But perhaps we should all ask the same questions, not just freelancers who are required to do so. New tax rules are currently being implemented, and we cannot assess their consequences without thoroughly understanding tax payments and filing. Even if it is exceedingly uncommon, we could be robbed right in front of our eyes. So let this be the beginning of your search for taxation information!
Frequently Asked Questions
1. How Do You Register as a Freelancer in the Philippines?
Freelancers must register with the BIR (as self-employed individuals or as mixed-income earners) and get a Taxpayer Identification Number, or TIN (if they do not already have one). However, the specific criteria and processes differ from those that apply to other sorts of taxpayers.
2. How Can Freelancers Get an ITR?
Independent contractors are classified as businesses and are required to file their own tax returns.
3. How to transfer RDO?
If you’re a former employee who wants to transfer your BIR Form 1905 records to the RDO, you can do so by filling out the application form. Once the transfer is completed, you can then start becoming a freelance contractor. You should wait up to 10 working days before your RDO transfer takes effect to start the next step.
4. What is form 2303 for BIR?
When you apply for a BIR registration, you will be given a Certificate of Registration that contains this information.
5. What is the first step before filing freelance taxes in the Philippines?
Before you can start working as a freelance tax consultant in the Philippines, you must first register with the Bureau of Internal Revenue (BIR). This is the first step in the process of filing and paying taxes.

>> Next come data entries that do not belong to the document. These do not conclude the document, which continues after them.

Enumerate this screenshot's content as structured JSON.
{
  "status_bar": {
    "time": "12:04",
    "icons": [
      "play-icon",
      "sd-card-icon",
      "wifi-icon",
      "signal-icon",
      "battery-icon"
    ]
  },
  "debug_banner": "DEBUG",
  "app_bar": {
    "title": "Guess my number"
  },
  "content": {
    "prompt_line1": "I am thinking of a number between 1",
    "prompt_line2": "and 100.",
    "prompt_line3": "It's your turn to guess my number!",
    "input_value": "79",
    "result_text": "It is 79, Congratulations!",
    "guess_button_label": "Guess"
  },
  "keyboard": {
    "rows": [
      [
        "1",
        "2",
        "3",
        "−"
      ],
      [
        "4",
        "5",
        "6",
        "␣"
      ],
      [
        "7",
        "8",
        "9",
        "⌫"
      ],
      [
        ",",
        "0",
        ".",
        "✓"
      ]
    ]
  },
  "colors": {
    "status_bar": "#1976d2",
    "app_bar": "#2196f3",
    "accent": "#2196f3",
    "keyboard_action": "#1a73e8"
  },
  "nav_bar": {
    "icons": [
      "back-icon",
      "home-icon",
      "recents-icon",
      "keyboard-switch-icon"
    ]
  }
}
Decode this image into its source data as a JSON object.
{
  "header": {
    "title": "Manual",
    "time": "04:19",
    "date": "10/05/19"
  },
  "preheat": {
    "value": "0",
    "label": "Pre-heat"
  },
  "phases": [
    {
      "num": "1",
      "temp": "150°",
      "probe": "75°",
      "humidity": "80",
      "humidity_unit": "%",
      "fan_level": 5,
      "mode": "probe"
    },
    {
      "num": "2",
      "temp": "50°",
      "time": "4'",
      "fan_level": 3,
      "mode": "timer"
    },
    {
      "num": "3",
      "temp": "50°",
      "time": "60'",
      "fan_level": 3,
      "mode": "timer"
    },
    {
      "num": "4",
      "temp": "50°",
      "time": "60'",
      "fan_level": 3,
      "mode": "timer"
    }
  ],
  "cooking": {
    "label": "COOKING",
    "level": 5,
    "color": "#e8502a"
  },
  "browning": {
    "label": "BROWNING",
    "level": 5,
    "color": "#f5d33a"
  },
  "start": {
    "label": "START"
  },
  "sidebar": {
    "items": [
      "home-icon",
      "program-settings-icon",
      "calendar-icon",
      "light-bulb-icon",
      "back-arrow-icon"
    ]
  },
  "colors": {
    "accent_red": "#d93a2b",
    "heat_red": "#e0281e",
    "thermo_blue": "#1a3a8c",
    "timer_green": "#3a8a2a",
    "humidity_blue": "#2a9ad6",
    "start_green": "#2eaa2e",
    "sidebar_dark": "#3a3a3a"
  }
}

6. Why do freelancers have no idea about filing taxes?
Many Filipinos who are freelancers don’t have a lot of knowledge about filing and paying taxes due to the lack of clear-cut rules.
7. Can freelancers in the Philippines claim tax credits?
Freelancers in the Philippines who work with their clients in other countries may claim a tax credit for the taxes they pay in that country. This exemption allows them to avoid paying taxes in that country.
8. When is the tax return due?
The return is filed on or around the 15th day of the following month, the 4th day following the end of the year for which the taxpayer was paying taxes.
VIDEO: How to Compute Income Tax of Freelancers in the Philippines (TRAIN Law)
If you’re a freelancer, your income is subject to both individual income tax and business tax.
But how do you compute your net income? What expenses can you deduct?
In this video, we’ll walk you through the process of computing your net income as a freelancer, explaining what expenses are deductible and which aren’t.
With the dawn of the new normal, freelancing in the Philippines has become a viable option for many people. If you’re a freelancer, you must understand the tax implications of your business so that you can prepare for them and avoid unpleasant surprises in the future.
With the right knowledge of ITR Freelancers Philippines, you can keep your expenses low and save more of your hard-earned money. We hope that you’ve found this article useful. Please share it with your friends and family who may be interested in freelancing or starting a business.